    • drainage of CSF externally ……
    • drainage of CSF to another absorptive viscus
    • Treat the cause (remove the obstruction)
  • 28.
    • removal of obstruction like posterior foss tumor
    • shunting: many types of shunts
    • -ventriculo-peritoneal(VP),( the most common method)
    • -ventriculo-atrial(VA)
    • -Torkildsen shunt (overcame the aqueduct stenosis by passing a catheter from the lateral ventricles into the cisternal space)
    • -Lumbo-peritonial shunt.
    • -External drainage , temporary for management for acute hydrocephalus but the risk of infection preclude this as a means of long term management.
    • -miscellaneous : the lower end may inserted into the plural space,gall blader , ureter or bladder. (in past)
    • cannulation of the aqueduct of Sylvius or third ventriculostomy (by endoscopy or open operation)…..the most advanced one.
    • choroids plexectomy ) in past)
  • 29.  
  • 30. Complications of shunts
    • In general shunts may have this complications
    • infection, usually apparent within the first few weeks or months following implantation ,treatment is by removal of the device and antibiotics (intravenous or intrathecal) and usually it due to low grade organisms .
    • Obstruction.
    • Acute hemorrhages
    • shunt malfunction and over drainage resulting in low pressure symptoms
    • hematoma
    • disconnections
    • seizure

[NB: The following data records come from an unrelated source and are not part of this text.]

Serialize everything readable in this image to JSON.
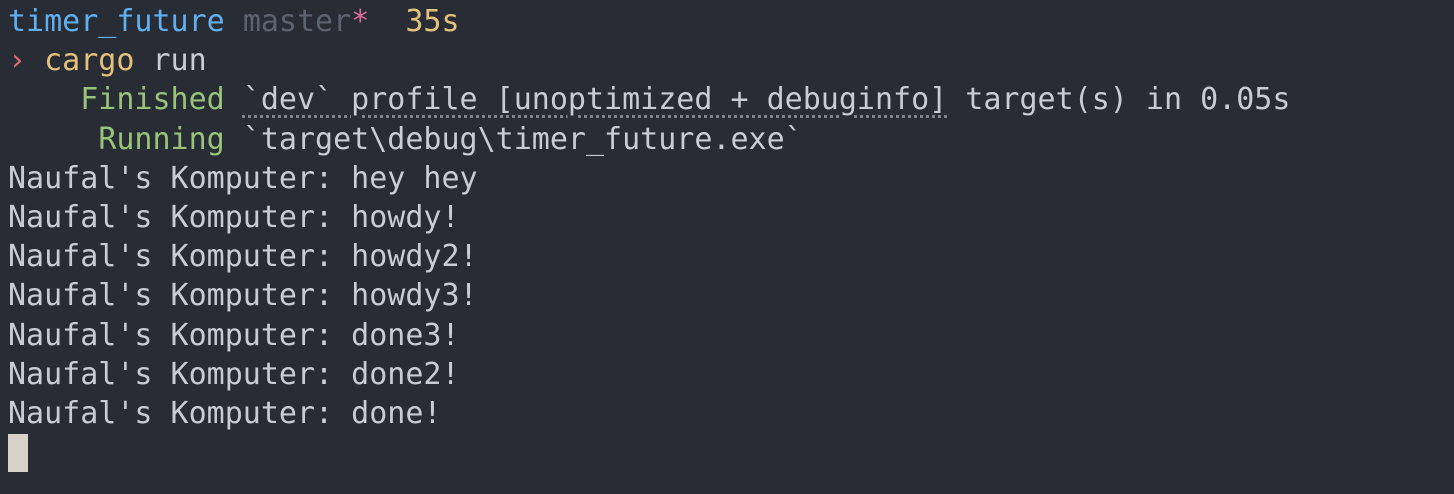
{
  "prompt": {
    "directory": "timer_future",
    "branch": "master",
    "dirty_marker": "*",
    "duration": "35s",
    "symbol": "›"
  },
  "command": {
    "program": "cargo",
    "args": "run"
  },
  "build": {
    "finished_label": "Finished",
    "finished_profile": "`dev` profile [unoptimized + debuginfo]",
    "finished_rest": "target(s) in 0.05s",
    "running_label": "Running",
    "running_path": "`target\\debug\\timer_future.exe`"
  },
  "output_lines": [
    "Naufal's Komputer: hey hey",
    "Naufal's Komputer: howdy!",
    "Naufal's Komputer: howdy2!",
    "Naufal's Komputer: howdy3!",
    "Naufal's Komputer: done3!",
    "Naufal's Komputer: done2!",
    "Naufal's Komputer: done!"
  ],
  "colors": {
    "background": "#282c34",
    "foreground": "#c8ccd4",
    "directory": "#61afef",
    "branch": "#5c6370",
    "dirty": "#e06c9f",
    "duration": "#e5c07b",
    "prompt_symbol": "#e06c75",
    "command": "#e5c07b",
    "cargo_status": "#98c379",
    "cursor": "#d8d2c8"
  }
}
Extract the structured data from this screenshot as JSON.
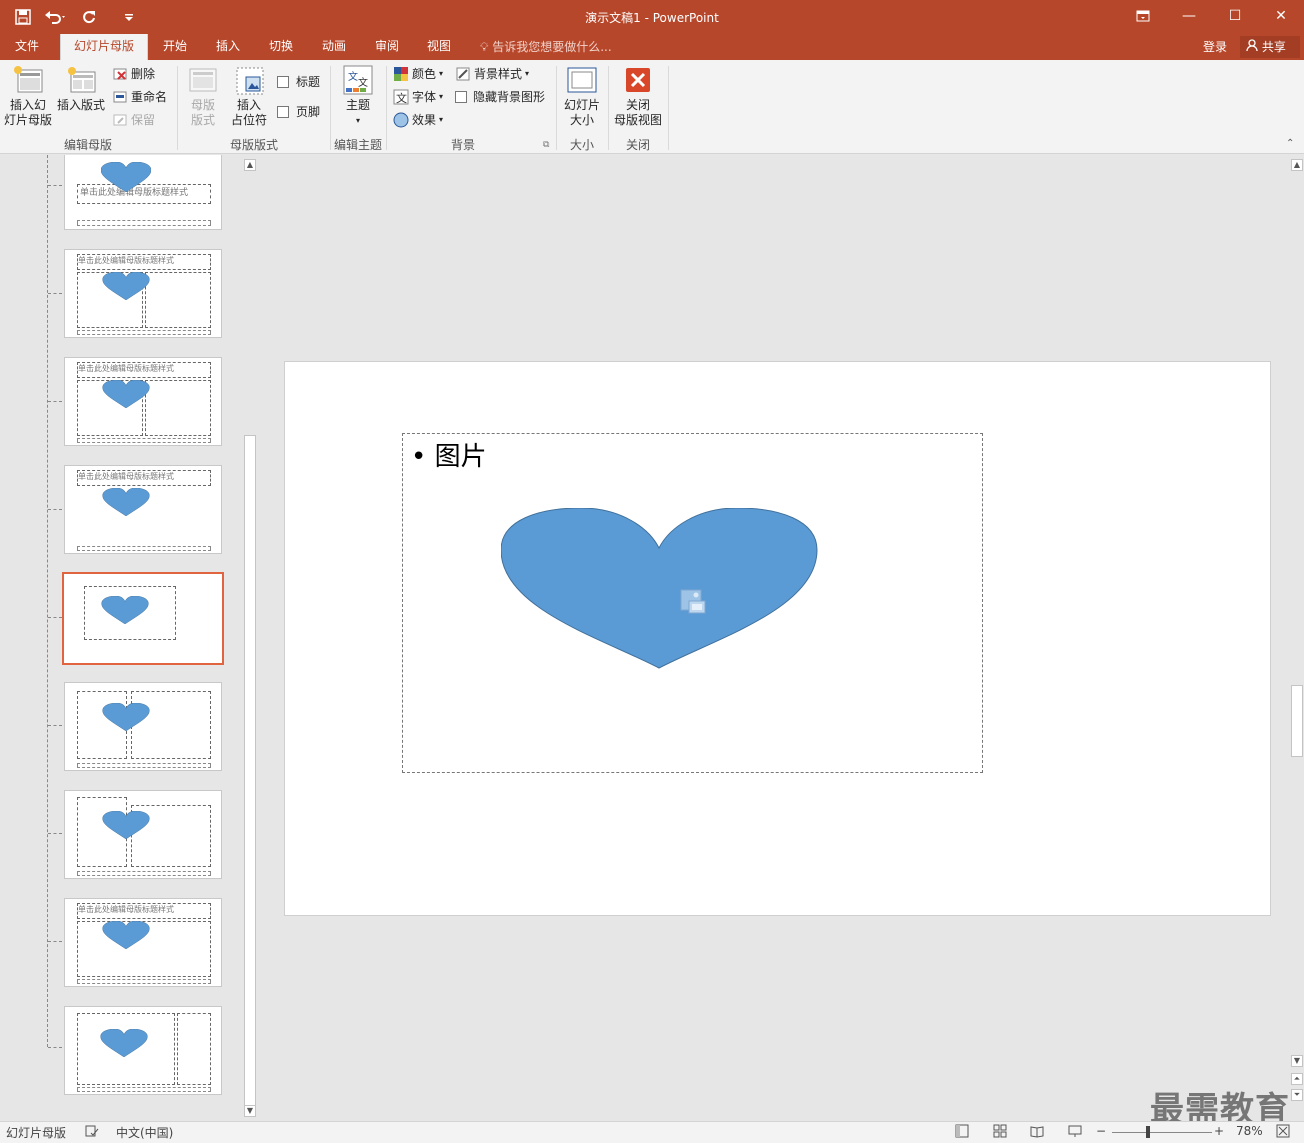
{
  "window": {
    "title": "演示文稿1 - PowerPoint",
    "restore_icon": "ribbon-display-icon",
    "minimize": "—",
    "maximize": "☐",
    "close": "✕"
  },
  "qat": {
    "save": "save-icon",
    "undo": "undo-icon",
    "redo": "redo-icon",
    "customize": "customize-icon"
  },
  "tabs": [
    {
      "label": "文件"
    },
    {
      "label": "幻灯片母版"
    },
    {
      "label": "开始"
    },
    {
      "label": "插入"
    },
    {
      "label": "切换"
    },
    {
      "label": "动画"
    },
    {
      "label": "审阅"
    },
    {
      "label": "视图"
    }
  ],
  "tellme": "告诉我您想要做什么...",
  "login": "登录",
  "share": "共享",
  "ribbon": {
    "insert_master": "插入幻\n灯片母版",
    "insert_layout": "插入版式",
    "delete": "删除",
    "rename": "重命名",
    "preserve": "保留",
    "group_edit_master": "编辑母版",
    "master_layout": "母版\n版式",
    "insert_placeholder": "插入\n占位符",
    "title_chk": "标题",
    "footer_chk": "页脚",
    "group_master_layout": "母版版式",
    "themes": "主题",
    "group_edit_theme": "编辑主题",
    "colors": "颜色",
    "fonts": "字体",
    "effects": "效果",
    "bg_styles": "背景样式",
    "hide_bg": "隐藏背景图形",
    "group_background": "背景",
    "slide_size": "幻灯片\n大小",
    "group_size": "大小",
    "close_master": "关闭\n母版视图",
    "group_close": "关闭"
  },
  "thumbs": {
    "title_text": "单击此处编辑母版标题样式"
  },
  "slide": {
    "bullet": "•",
    "placeholder_text": "图片",
    "shape_color": "#5b9bd5"
  },
  "status": {
    "view": "幻灯片母版",
    "lang": "中文(中国)",
    "zoom": "78%"
  },
  "watermark": "最需教育"
}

    • erosion of skin (in infants) and perforation of viscus
    • metastases of tumors
  • 31.  
  • 32.  
  • 33.  
  • 34.  
  • 35.  
  • 36.  
  • 37.  
  • 38.  
  • 39.  
  • 40.  
  • 41. What is
    • Normal pressure hydrocephalus(NPH)
  • 42.
    • Normotensive hydrocephalus
    • Hakim's syndrome
    • Hakim's-Adams syndrome
    • Occult hydrocephalus
  • 43. NPH
    • A broad based shuffling gait (gait apraxia)
    • Dementia (memory loss and a generalized slowing of thought)
    • Urinary incontinence
  • 44.
    • In addition to CT and MRI
    • lumbar puncture (LP) is important in the diagnosis of NPH
  • 45.  
  • 46. Thanks. Questions ?